Several cases we see involve divorces in which one of the parties is a non-resident.
That is, the Husband and Wife lived in Florida, but moved away. In many instances, the non-resident is in the military, or works in a field in which they have to work out of state. In other cases, both parties lived here and then moved away. Afterwards, one of them moves back due to family or a job opportunity and seeks a divorce. In these cases, the court may have authority to dissolve the marriage.
But what about authority over the non-resident? Can Florida courts order that person to pay alimony or child support?
Florida law provides a way to file divorce using the Long Arm Statute.
The Long Arm Statute provides that anyone who keeps a “matrimonial domicile” in Florida is subject to the authority of a Florida court. This includes living here previously, whether or not the parties are cohabiting or not. However, the residency must be in “close proximity” to when the divorce is filed – and this very much depends on the facts of each case.
In military divorce cases, this question becomes more complicated. Service members regularly travel to different commands. This can be a permanent change, or it can be temporary duty. However, military members can designate a home state for income tax purposes. They may also list a parent’s home here or have property in Florida. It’s important to look at all of these facts, and see if the contacts with Florida are sufficient.
The Long Arm Statute also addresses paternity cases.

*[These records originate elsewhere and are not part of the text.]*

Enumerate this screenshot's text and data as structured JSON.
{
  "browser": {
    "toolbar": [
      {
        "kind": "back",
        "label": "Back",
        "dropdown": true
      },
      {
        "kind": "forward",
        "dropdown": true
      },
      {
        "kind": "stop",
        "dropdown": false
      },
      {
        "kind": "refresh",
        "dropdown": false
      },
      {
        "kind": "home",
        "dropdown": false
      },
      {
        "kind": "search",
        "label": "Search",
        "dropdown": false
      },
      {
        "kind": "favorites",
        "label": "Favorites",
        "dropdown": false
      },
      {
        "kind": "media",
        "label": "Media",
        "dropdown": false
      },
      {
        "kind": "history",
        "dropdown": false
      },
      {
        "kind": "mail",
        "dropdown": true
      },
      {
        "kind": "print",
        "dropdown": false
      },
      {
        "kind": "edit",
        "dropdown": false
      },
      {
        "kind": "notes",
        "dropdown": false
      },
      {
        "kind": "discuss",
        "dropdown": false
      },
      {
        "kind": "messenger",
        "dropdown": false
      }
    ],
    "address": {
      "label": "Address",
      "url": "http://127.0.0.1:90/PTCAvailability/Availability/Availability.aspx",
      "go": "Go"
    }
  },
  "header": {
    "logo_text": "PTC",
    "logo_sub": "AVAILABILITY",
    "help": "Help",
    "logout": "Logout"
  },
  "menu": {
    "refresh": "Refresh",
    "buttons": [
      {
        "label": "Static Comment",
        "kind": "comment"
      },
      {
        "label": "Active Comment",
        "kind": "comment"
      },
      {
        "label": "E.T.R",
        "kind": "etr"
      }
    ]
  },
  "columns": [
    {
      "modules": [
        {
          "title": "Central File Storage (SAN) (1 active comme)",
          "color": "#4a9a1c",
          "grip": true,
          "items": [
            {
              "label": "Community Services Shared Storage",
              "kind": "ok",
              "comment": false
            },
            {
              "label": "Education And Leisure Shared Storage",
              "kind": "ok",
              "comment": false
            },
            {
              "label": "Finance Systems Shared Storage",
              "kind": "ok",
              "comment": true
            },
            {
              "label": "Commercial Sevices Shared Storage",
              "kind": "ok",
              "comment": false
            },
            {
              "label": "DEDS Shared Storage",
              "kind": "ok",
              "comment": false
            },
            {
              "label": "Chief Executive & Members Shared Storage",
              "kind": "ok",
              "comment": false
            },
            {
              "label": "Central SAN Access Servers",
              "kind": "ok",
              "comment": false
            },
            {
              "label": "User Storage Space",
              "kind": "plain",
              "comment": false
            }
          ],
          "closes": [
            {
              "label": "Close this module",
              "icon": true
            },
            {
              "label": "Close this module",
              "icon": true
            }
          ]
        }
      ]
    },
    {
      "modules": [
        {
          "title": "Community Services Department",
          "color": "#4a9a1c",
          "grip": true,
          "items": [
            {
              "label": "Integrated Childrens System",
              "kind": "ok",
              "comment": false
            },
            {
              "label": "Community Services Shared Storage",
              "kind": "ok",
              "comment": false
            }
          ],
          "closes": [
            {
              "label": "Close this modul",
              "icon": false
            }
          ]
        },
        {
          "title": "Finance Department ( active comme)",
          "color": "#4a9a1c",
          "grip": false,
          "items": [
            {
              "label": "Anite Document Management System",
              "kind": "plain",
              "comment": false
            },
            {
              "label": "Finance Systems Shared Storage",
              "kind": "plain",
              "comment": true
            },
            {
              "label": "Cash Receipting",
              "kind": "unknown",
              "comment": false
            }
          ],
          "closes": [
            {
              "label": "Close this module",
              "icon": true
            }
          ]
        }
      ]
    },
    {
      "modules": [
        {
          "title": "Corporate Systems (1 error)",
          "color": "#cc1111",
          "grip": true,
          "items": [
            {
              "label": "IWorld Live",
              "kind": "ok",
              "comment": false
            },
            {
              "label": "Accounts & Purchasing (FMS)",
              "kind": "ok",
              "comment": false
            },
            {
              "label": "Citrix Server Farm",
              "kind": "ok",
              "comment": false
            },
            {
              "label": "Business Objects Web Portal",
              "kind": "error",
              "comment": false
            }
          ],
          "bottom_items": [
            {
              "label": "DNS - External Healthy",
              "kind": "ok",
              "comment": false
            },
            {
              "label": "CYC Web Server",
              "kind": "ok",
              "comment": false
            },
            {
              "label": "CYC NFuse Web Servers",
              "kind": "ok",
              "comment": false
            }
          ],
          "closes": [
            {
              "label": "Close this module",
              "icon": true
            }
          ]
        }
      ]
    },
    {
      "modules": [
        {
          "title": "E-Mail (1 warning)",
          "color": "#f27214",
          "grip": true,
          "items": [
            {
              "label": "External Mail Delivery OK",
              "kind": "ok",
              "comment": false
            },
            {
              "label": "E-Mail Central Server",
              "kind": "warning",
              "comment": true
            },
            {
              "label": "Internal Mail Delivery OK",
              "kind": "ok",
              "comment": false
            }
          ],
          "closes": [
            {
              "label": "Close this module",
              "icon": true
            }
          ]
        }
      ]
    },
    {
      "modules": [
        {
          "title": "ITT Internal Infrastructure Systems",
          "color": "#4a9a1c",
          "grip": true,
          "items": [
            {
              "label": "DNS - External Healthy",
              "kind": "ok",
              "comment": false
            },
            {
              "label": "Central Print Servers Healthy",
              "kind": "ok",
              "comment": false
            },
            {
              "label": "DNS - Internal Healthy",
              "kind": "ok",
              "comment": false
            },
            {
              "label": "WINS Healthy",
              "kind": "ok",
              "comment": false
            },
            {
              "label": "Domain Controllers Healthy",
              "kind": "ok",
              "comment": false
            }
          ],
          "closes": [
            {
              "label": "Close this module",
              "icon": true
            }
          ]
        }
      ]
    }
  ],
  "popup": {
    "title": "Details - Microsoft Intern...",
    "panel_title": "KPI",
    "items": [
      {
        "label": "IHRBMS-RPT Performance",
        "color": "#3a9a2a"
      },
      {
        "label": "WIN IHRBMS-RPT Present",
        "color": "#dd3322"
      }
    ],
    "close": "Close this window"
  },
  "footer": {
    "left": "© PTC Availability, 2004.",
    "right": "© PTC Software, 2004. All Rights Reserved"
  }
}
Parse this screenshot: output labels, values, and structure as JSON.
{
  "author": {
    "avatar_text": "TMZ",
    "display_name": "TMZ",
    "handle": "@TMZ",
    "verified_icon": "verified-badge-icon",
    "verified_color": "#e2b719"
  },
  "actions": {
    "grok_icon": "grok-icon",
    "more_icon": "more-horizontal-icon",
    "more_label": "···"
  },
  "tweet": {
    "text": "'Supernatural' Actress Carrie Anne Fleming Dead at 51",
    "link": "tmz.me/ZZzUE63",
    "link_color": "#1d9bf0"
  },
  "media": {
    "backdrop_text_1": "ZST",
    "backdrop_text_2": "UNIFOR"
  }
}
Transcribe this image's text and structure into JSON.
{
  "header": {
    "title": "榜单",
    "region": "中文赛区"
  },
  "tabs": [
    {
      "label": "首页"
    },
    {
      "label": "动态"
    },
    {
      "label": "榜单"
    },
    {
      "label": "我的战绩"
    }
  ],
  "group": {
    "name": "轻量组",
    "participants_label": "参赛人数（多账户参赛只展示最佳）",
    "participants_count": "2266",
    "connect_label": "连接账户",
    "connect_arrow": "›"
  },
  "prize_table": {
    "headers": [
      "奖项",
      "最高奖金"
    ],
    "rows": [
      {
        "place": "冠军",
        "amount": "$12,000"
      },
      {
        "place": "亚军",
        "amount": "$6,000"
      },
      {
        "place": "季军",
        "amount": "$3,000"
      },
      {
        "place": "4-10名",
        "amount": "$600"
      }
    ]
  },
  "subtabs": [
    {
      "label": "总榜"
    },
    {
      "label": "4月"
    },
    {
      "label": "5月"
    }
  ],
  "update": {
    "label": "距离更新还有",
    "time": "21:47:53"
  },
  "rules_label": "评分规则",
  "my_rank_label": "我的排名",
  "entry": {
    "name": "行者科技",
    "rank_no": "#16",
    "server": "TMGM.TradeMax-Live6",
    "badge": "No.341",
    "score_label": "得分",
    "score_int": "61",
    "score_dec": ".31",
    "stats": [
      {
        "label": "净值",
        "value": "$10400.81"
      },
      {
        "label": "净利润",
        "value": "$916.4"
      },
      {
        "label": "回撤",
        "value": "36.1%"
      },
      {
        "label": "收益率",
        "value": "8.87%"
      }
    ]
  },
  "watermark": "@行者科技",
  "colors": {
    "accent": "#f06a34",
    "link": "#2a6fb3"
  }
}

It allows Florida courts to have authority over a non-resident if the parties conceived the child while in Florida. Thus, courts here can address paternity and child support, even if the parties are no longer in Florida. As with divorce actions, it’s likely not enough that the child was conceived here. Filing the case should be done in close proximity to when the parties both lived here.
As you can see, it’s a complicated area of the law. But it’s good to know that someone who had ties to Florida isn’t free from Florida law just by moving away.